Required work ▸ Below are the records. Restate word for word every line from the one that contains "Convert this screenshot" through the final line, both included.
-----
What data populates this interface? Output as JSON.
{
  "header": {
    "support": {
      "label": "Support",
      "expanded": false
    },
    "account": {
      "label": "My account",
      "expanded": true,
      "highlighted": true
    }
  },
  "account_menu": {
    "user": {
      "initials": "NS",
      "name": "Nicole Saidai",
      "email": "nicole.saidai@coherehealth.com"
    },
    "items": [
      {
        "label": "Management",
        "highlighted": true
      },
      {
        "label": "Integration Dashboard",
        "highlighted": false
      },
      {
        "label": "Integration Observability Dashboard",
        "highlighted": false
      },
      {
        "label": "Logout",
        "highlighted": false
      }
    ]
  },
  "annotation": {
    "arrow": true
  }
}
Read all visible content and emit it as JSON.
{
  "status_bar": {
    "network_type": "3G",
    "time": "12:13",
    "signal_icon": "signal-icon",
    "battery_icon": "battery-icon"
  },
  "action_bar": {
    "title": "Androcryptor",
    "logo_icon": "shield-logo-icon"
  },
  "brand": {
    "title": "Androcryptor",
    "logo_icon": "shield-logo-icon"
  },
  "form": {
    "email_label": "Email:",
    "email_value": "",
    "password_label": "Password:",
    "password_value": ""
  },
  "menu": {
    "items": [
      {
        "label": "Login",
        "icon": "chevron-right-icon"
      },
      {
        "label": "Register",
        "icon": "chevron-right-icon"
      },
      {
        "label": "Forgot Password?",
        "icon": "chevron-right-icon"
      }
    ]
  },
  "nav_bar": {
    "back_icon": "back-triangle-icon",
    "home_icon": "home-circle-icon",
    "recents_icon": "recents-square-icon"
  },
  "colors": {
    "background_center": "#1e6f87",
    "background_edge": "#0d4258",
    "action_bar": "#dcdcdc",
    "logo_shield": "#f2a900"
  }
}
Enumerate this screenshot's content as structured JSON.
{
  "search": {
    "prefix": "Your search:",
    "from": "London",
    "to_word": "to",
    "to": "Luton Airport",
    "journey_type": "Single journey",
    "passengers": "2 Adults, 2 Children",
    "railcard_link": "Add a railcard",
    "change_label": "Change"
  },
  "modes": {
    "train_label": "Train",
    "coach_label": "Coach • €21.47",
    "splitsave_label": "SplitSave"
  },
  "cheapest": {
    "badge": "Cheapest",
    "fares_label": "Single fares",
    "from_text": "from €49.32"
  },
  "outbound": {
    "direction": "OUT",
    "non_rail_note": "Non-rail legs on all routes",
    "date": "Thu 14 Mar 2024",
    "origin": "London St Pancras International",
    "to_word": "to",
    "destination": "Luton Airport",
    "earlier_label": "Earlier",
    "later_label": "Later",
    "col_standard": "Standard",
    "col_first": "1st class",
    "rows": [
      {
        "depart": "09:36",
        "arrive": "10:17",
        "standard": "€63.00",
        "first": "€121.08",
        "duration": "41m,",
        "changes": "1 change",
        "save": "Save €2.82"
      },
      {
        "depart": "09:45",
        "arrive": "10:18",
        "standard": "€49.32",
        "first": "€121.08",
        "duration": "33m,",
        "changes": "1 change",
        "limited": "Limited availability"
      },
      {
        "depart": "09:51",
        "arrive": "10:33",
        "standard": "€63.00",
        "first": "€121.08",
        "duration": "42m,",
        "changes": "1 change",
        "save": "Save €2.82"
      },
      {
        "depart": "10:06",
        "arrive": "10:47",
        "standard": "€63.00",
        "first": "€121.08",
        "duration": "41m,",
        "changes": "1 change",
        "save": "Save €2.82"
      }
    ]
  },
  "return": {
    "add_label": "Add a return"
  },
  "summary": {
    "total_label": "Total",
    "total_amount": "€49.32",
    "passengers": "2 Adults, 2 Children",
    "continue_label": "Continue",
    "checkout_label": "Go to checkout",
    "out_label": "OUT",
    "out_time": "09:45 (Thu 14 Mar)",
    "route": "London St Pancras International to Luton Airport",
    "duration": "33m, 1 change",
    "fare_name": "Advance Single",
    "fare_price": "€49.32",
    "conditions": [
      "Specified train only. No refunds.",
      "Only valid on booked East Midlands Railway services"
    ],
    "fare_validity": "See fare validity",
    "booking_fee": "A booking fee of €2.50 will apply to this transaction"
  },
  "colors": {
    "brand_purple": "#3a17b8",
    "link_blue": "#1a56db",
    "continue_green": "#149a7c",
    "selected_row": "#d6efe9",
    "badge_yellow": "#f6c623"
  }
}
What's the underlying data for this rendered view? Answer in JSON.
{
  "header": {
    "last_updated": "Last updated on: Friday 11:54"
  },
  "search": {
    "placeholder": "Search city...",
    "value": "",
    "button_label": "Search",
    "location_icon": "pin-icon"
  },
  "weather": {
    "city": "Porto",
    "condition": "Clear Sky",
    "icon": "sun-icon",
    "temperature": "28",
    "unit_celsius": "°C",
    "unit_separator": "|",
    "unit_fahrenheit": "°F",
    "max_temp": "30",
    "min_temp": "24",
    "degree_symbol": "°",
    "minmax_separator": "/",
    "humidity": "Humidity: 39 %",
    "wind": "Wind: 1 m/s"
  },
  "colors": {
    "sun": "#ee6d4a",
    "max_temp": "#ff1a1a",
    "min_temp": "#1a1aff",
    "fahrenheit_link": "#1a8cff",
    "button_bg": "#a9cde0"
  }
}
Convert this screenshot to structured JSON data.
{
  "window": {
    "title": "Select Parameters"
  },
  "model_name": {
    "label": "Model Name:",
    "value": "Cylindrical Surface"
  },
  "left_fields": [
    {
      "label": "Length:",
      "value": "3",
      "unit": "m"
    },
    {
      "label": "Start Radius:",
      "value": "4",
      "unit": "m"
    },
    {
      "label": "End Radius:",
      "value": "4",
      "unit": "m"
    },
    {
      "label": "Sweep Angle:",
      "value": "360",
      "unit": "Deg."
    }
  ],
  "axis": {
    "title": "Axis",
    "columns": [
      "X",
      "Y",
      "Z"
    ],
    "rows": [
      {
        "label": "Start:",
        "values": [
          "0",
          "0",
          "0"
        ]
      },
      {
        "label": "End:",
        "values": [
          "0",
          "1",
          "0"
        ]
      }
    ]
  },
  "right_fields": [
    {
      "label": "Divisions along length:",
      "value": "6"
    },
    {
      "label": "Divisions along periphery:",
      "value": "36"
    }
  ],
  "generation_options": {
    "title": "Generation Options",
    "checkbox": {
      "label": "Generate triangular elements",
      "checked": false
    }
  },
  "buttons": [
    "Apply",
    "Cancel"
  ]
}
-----
Answer below ▸
Convert this screenshot to structured JSON data.
{
  "window": {
    "title": "Select Parameters"
  },
  "model_name": {
    "label": "Model Name:",
    "value": "Cylindrical Surface"
  },
  "left_fields": [
    {
      "label": "Length:",
      "value": "3",
      "unit": "m"
    },
    {
      "label": "Start Radius:",
      "value": "4",
      "unit": "m"
    },
    {
      "label": "End Radius:",
      "value": "4",
      "unit": "m"
    },
    {
      "label": "Sweep Angle:",
      "value": "360",
      "unit": "Deg."
    }
  ],
  "axis": {
    "title": "Axis",
    "columns": [
      "X",
      "Y",
      "Z"
    ],
    "rows": [
      {
        "label": "Start:",
        "values": [
          "0",
          "0",
          "0"
        ]
      },
      {
        "label": "End:",
        "values": [
          "0",
          "1",
          "0"
        ]
      }
    ]
  },
  "right_fields": [
    {
      "label": "Divisions along length:",
      "value": "6"
    },
    {
      "label": "Divisions along periphery:",
      "value": "36"
    }
  ],
  "generation_options": {
    "title": "Generation Options",
    "checkbox": {
      "label": "Generate triangular elements",
      "checked": false
    }
  },
  "buttons": [
    "Apply",
    "Cancel"
  ]
}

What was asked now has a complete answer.